__What you should do__: Copy every record exactly.

Dataset rows for apps and sites:
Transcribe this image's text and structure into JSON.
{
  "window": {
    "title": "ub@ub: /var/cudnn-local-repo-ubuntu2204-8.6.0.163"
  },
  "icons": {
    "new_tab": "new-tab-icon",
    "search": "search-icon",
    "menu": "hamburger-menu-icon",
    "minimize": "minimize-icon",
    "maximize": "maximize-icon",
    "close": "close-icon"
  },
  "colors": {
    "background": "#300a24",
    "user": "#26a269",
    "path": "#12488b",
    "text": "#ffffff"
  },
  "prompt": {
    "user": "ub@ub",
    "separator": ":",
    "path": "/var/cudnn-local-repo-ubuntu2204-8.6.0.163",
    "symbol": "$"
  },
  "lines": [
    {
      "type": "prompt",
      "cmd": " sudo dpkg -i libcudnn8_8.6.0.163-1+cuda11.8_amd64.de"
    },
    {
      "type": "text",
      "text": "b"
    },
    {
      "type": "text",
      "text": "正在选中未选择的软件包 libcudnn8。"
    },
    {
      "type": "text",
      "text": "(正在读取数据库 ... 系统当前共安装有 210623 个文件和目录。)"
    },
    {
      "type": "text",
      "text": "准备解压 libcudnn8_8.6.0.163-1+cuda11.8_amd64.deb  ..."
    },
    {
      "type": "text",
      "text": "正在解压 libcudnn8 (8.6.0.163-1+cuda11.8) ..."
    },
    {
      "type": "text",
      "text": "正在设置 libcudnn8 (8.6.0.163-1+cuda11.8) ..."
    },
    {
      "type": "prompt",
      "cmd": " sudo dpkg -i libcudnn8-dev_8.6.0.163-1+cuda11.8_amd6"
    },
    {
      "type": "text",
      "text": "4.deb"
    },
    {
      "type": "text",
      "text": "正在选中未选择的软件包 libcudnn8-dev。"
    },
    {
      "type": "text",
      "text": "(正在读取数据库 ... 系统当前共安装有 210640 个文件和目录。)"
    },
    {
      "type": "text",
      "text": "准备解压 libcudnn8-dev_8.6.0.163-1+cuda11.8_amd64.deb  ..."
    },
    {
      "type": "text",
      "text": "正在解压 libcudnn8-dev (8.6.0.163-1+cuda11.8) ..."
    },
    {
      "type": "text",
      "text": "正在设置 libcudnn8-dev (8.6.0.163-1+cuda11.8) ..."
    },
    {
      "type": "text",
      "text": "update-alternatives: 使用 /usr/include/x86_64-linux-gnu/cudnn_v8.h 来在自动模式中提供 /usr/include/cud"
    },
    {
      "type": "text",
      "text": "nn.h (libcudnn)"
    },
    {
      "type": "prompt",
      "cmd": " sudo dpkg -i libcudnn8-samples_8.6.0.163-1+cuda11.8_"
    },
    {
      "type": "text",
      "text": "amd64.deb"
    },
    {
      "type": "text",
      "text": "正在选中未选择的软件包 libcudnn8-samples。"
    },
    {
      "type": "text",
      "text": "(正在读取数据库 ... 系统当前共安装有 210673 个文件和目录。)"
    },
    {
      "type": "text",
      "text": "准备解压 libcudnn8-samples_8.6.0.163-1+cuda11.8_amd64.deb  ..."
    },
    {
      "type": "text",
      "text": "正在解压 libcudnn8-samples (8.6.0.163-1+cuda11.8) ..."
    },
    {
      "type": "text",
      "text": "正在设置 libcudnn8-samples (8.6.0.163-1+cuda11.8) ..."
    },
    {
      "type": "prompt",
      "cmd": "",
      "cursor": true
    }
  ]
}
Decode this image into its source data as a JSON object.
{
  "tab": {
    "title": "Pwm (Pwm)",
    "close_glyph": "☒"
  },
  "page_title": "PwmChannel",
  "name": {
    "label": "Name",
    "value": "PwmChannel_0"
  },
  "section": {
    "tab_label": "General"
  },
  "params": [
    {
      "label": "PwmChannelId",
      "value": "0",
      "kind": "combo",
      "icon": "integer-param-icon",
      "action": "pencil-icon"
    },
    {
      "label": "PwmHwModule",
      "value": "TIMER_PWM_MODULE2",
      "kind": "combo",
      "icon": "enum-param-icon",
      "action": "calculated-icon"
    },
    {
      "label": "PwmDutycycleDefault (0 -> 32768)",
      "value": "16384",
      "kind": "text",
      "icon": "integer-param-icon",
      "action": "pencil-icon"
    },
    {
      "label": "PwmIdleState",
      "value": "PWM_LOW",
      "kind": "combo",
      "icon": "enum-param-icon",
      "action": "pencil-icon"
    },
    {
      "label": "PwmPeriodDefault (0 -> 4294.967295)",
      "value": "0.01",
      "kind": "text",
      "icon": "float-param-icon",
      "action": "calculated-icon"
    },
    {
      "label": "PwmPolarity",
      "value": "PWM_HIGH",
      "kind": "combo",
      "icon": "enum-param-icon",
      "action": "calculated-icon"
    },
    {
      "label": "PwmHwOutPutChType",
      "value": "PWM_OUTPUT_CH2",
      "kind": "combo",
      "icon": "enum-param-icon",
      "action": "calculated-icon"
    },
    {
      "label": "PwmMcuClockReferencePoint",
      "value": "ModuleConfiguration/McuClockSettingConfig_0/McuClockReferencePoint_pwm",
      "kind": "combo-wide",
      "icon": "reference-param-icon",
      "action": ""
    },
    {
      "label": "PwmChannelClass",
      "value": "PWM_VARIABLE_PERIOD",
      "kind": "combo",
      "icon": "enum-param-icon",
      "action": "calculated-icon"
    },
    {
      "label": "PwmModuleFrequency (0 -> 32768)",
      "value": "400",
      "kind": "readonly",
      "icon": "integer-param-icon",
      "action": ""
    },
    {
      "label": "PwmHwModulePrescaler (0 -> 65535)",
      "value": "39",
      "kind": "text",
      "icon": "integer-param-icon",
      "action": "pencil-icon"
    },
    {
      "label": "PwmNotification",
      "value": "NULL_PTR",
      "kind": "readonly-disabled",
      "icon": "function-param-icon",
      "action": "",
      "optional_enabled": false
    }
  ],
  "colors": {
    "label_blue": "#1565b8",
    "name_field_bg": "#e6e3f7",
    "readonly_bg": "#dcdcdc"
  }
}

__Solution for this task__:
Transcribe this image's text and structure into JSON.
{
  "window": {
    "title": "ub@ub: /var/cudnn-local-repo-ubuntu2204-8.6.0.163"
  },
  "icons": {
    "new_tab": "new-tab-icon",
    "search": "search-icon",
    "menu": "hamburger-menu-icon",
    "minimize": "minimize-icon",
    "maximize": "maximize-icon",
    "close": "close-icon"
  },
  "colors": {
    "background": "#300a24",
    "user": "#26a269",
    "path": "#12488b",
    "text": "#ffffff"
  },
  "prompt": {
    "user": "ub@ub",
    "separator": ":",
    "path": "/var/cudnn-local-repo-ubuntu2204-8.6.0.163",
    "symbol": "$"
  },
  "lines": [
    {
      "type": "prompt",
      "cmd": " sudo dpkg -i libcudnn8_8.6.0.163-1+cuda11.8_amd64.de"
    },
    {
      "type": "text",
      "text": "b"
    },
    {
      "type": "text",
      "text": "正在选中未选择的软件包 libcudnn8。"
    },
    {
      "type": "text",
      "text": "(正在读取数据库 ... 系统当前共安装有 210623 个文件和目录。)"
    },
    {
      "type": "text",
      "text": "准备解压 libcudnn8_8.6.0.163-1+cuda11.8_amd64.deb  ..."
    },
    {
      "type": "text",
      "text": "正在解压 libcudnn8 (8.6.0.163-1+cuda11.8) ..."
    },
    {
      "type": "text",
      "text": "正在设置 libcudnn8 (8.6.0.163-1+cuda11.8) ..."
    },
    {
      "type": "prompt",
      "cmd": " sudo dpkg -i libcudnn8-dev_8.6.0.163-1+cuda11.8_amd6"
    },
    {
      "type": "text",
      "text": "4.deb"
    },
    {
      "type": "text",
      "text": "正在选中未选择的软件包 libcudnn8-dev。"
    },
    {
      "type": "text",
      "text": "(正在读取数据库 ... 系统当前共安装有 210640 个文件和目录。)"
    },
    {
      "type": "text",
      "text": "准备解压 libcudnn8-dev_8.6.0.163-1+cuda11.8_amd64.deb  ..."
    },
    {
      "type": "text",
      "text": "正在解压 libcudnn8-dev (8.6.0.163-1+cuda11.8) ..."
    },
    {
      "type": "text",
      "text": "正在设置 libcudnn8-dev (8.6.0.163-1+cuda11.8) ..."
    },
    {
      "type": "text",
      "text": "update-alternatives: 使用 /usr/include/x86_64-linux-gnu/cudnn_v8.h 来在自动模式中提供 /usr/include/cud"
    },
    {
      "type": "text",
      "text": "nn.h (libcudnn)"
    },
    {
      "type": "prompt",
      "cmd": " sudo dpkg -i libcudnn8-samples_8.6.0.163-1+cuda11.8_"
    },
    {
      "type": "text",
      "text": "amd64.deb"
    },
    {
      "type": "text",
      "text": "正在选中未选择的软件包 libcudnn8-samples。"
    },
    {
      "type": "text",
      "text": "(正在读取数据库 ... 系统当前共安装有 210673 个文件和目录。)"
    },
    {
      "type": "text",
      "text": "准备解压 libcudnn8-samples_8.6.0.163-1+cuda11.8_amd64.deb  ..."
    },
    {
      "type": "text",
      "text": "正在解压 libcudnn8-samples (8.6.0.163-1+cuda11.8) ..."
    },
    {
      "type": "text",
      "text": "正在设置 libcudnn8-samples (8.6.0.163-1+cuda11.8) ..."
    },
    {
      "type": "prompt",
      "cmd": "",
      "cursor": true
    }
  ]
}
Decode this image into its source data as a JSON object.
{
  "tab": {
    "title": "Pwm (Pwm)",
    "close_glyph": "☒"
  },
  "page_title": "PwmChannel",
  "name": {
    "label": "Name",
    "value": "PwmChannel_0"
  },
  "section": {
    "tab_label": "General"
  },
  "params": [
    {
      "label": "PwmChannelId",
      "value": "0",
      "kind": "combo",
      "icon": "integer-param-icon",
      "action": "pencil-icon"
    },
    {
      "label": "PwmHwModule",
      "value": "TIMER_PWM_MODULE2",
      "kind": "combo",
      "icon": "enum-param-icon",
      "action": "calculated-icon"
    },
    {
      "label": "PwmDutycycleDefault (0 -> 32768)",
      "value": "16384",
      "kind": "text",
      "icon": "integer-param-icon",
      "action": "pencil-icon"
    },
    {
      "label": "PwmIdleState",
      "value": "PWM_LOW",
      "kind": "combo",
      "icon": "enum-param-icon",
      "action": "pencil-icon"
    },
    {
      "label": "PwmPeriodDefault (0 -> 4294.967295)",
      "value": "0.01",
      "kind": "text",
      "icon": "float-param-icon",
      "action": "calculated-icon"
    },
    {
      "label": "PwmPolarity",
      "value": "PWM_HIGH",
      "kind": "combo",
      "icon": "enum-param-icon",
      "action": "calculated-icon"
    },
    {
      "label": "PwmHwOutPutChType",
      "value": "PWM_OUTPUT_CH2",
      "kind": "combo",
      "icon": "enum-param-icon",
      "action": "calculated-icon"
    },
    {
      "label": "PwmMcuClockReferencePoint",
      "value": "ModuleConfiguration/McuClockSettingConfig_0/McuClockReferencePoint_pwm",
      "kind": "combo-wide",
      "icon": "reference-param-icon",
      "action": ""
    },
    {
      "label": "PwmChannelClass",
      "value": "PWM_VARIABLE_PERIOD",
      "kind": "combo",
      "icon": "enum-param-icon",
      "action": "calculated-icon"
    },
    {
      "label": "PwmModuleFrequency (0 -> 32768)",
      "value": "400",
      "kind": "readonly",
      "icon": "integer-param-icon",
      "action": ""
    },
    {
      "label": "PwmHwModulePrescaler (0 -> 65535)",
      "value": "39",
      "kind": "text",
      "icon": "integer-param-icon",
      "action": "pencil-icon"
    },
    {
      "label": "PwmNotification",
      "value": "NULL_PTR",
      "kind": "readonly-disabled",
      "icon": "function-param-icon",
      "action": "",
      "optional_enabled": false
    }
  ],
  "colors": {
    "label_blue": "#1565b8",
    "name_field_bg": "#e6e3f7",
    "readonly_bg": "#dcdcdc"
  }
}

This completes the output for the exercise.